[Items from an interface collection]
--- START ---

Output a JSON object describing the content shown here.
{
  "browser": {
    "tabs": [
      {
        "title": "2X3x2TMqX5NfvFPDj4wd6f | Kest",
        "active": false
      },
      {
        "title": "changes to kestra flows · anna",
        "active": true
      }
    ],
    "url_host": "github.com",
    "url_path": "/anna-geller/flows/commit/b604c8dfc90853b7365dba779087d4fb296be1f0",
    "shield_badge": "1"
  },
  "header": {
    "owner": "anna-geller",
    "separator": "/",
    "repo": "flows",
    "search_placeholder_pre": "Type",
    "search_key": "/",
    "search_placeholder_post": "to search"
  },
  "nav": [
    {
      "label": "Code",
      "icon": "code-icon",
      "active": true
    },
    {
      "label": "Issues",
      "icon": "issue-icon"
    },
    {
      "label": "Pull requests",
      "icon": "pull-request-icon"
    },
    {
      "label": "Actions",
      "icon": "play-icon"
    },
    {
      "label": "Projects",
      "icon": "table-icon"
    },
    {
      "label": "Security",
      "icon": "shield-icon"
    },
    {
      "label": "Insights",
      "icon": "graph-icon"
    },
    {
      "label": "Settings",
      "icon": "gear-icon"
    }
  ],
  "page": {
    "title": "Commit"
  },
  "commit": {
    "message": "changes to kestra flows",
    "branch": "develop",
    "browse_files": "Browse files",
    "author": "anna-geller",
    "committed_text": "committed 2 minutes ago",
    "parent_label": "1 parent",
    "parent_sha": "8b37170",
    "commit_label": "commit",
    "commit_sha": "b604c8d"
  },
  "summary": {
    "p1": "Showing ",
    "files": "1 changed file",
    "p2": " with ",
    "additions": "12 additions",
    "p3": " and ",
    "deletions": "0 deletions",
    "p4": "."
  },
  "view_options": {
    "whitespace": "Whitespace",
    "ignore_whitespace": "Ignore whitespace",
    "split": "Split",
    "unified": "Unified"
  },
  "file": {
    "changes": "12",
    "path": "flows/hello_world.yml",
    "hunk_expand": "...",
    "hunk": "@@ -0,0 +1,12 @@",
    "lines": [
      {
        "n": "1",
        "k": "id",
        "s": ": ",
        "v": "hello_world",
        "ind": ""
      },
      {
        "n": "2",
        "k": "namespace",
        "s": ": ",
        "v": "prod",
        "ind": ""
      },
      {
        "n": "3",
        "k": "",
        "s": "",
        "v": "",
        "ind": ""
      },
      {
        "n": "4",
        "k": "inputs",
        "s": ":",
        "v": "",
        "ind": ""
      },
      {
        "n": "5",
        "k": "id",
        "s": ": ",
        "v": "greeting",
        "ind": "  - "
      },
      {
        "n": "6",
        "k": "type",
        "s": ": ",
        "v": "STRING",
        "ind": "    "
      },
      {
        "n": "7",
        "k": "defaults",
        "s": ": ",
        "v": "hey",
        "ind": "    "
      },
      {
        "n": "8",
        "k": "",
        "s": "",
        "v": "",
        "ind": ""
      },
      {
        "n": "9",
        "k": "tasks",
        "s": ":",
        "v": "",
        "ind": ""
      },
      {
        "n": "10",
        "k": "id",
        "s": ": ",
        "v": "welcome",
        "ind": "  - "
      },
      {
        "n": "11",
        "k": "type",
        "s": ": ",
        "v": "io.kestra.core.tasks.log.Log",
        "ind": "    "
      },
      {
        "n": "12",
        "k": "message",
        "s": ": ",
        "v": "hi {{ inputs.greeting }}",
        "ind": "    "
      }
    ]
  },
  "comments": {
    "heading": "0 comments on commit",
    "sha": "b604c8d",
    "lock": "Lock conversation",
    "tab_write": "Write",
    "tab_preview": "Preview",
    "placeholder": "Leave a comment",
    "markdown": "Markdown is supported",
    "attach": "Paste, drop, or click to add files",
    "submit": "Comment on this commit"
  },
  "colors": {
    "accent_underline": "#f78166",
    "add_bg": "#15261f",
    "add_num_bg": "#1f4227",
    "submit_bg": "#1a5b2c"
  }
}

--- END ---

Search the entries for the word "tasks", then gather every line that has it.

        "k": "tasks",
        "v": "io.kestra.core.tasks.log.Log",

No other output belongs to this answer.